**Study material:**
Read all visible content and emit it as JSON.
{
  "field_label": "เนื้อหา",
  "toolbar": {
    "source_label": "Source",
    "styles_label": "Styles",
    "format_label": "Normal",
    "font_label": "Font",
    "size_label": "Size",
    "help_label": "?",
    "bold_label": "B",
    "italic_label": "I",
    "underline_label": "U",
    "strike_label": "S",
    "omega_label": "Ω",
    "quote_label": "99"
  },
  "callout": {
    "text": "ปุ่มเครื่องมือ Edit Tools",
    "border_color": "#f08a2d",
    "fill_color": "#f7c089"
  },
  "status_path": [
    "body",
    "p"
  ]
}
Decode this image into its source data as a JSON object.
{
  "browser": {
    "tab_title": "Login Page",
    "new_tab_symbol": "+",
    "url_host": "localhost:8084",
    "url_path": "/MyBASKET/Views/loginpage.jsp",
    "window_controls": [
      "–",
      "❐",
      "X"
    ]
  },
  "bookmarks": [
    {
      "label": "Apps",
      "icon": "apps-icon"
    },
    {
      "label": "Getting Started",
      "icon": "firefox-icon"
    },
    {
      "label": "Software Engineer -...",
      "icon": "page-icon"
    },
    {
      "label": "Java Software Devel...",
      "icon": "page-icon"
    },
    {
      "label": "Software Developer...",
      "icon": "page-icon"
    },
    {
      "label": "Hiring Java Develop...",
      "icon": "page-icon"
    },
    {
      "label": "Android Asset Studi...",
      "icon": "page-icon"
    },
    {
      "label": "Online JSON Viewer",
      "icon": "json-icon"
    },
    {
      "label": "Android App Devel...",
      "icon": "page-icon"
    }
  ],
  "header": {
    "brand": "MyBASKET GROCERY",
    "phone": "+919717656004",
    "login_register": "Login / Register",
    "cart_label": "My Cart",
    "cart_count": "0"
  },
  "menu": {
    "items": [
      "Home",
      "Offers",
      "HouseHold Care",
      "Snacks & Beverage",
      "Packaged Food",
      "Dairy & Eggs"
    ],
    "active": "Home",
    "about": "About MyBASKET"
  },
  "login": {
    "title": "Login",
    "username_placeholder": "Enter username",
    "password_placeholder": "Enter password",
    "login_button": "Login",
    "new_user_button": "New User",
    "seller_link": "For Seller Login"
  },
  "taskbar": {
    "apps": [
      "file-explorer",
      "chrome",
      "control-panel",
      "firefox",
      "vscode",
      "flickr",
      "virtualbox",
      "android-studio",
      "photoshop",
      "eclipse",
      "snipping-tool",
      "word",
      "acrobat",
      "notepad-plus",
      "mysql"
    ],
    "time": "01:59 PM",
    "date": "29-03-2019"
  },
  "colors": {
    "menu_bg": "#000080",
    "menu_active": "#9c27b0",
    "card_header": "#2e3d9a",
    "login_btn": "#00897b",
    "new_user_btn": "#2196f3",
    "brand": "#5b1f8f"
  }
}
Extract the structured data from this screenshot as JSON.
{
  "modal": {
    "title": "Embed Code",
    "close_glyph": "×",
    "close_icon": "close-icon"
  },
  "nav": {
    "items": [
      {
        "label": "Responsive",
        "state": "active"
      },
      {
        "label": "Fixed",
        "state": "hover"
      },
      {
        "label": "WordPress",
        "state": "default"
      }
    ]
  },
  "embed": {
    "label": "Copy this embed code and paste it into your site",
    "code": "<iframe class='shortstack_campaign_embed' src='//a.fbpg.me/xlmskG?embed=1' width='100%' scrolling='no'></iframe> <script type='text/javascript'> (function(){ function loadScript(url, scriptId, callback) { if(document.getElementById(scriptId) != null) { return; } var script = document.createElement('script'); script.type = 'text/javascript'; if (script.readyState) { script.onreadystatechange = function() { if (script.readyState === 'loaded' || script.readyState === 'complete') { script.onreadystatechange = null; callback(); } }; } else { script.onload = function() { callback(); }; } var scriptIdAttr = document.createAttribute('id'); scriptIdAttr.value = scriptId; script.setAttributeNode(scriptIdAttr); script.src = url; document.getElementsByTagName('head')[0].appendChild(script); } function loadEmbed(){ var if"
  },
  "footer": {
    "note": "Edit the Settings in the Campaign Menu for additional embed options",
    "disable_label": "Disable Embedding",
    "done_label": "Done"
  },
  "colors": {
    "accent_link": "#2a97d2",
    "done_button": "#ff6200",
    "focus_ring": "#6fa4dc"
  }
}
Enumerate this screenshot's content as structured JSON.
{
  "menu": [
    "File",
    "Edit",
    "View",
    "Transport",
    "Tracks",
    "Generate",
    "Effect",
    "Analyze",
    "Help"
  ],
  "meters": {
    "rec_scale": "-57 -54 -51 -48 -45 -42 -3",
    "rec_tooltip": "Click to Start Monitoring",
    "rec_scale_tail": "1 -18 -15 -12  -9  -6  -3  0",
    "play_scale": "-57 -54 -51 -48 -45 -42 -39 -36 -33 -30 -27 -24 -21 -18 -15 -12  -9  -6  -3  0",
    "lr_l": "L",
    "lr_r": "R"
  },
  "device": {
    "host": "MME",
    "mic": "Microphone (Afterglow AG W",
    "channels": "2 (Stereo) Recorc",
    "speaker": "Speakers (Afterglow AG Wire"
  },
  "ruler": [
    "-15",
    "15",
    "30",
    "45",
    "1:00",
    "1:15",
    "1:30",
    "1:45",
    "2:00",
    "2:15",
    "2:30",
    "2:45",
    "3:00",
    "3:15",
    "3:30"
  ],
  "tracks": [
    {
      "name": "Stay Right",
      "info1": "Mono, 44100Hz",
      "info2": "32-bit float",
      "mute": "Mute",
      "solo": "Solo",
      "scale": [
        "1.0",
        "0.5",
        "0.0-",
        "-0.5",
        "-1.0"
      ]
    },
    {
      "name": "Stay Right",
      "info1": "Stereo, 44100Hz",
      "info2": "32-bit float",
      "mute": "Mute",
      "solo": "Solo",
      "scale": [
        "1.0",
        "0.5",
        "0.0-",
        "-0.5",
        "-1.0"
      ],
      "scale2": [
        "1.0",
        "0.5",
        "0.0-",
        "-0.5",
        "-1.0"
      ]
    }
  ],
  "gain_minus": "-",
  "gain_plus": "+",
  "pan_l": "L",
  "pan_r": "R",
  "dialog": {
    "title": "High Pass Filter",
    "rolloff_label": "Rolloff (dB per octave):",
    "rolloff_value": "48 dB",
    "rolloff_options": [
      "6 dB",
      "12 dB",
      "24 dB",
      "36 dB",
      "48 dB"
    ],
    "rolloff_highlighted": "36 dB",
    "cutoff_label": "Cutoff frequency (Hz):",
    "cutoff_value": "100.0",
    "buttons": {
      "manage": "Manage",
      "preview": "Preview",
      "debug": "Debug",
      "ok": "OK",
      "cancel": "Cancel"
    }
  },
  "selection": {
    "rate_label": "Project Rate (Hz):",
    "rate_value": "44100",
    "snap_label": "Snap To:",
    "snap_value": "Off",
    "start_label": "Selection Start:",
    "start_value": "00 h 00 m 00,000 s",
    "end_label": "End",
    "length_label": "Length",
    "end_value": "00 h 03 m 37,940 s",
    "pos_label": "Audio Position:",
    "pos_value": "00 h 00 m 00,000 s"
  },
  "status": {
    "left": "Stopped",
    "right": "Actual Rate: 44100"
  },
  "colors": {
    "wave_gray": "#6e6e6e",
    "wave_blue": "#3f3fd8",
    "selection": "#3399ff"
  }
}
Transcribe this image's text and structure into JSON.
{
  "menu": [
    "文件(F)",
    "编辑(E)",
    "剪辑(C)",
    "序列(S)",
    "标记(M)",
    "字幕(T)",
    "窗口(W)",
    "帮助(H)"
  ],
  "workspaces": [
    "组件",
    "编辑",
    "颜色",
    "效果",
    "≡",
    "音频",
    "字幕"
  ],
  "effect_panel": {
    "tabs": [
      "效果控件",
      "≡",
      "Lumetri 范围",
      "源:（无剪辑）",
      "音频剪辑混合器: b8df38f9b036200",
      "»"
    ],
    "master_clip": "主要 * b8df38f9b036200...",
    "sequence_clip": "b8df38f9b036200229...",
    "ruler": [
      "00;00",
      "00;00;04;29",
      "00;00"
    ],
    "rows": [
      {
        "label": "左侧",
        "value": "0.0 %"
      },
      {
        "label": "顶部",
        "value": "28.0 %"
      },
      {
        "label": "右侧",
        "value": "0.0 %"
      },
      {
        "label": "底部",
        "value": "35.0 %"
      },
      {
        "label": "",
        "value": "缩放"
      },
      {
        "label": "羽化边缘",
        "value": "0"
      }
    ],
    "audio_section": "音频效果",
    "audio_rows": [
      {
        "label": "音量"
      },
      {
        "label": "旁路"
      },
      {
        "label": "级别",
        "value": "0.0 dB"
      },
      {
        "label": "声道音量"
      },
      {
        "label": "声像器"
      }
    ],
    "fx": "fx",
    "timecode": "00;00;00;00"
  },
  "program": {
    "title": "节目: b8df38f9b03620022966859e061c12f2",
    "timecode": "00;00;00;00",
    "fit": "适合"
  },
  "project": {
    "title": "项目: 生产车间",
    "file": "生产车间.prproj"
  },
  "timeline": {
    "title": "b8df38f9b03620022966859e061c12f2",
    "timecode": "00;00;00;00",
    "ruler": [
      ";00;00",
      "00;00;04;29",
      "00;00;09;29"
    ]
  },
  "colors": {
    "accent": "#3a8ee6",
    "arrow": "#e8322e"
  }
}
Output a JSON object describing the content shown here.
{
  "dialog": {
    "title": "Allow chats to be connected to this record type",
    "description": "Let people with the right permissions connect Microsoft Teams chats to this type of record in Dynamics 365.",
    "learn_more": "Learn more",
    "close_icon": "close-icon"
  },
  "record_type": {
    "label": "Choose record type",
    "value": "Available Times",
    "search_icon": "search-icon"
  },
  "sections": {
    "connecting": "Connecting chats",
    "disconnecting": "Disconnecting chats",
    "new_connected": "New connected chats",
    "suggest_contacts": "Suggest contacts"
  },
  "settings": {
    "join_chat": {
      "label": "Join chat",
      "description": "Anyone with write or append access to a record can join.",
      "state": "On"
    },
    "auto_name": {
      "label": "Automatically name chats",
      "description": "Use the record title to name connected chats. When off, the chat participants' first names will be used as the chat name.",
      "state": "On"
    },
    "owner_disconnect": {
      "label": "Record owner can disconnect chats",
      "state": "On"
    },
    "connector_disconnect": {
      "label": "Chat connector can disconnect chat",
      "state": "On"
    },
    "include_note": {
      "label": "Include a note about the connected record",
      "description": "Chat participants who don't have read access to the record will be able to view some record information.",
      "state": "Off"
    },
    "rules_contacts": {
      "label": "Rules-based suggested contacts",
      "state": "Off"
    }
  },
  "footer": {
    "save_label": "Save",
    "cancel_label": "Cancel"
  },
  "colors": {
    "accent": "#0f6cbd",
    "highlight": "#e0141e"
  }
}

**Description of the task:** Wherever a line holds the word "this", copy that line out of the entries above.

**Answer area:**
Decode this image into its source data as a JSON object.
Extract the structured data from this screenshot as JSON.
    "label": "Copy this embed code and paste it into your site",
Enumerate this screenshot's content as structured JSON.
Transcribe this image's text and structure into JSON.
    "title": "Allow chats to be connected to this record type",
    "description": "Let people with the right permissions connect Microsoft Teams chats to this type of record in Dynamics 365.",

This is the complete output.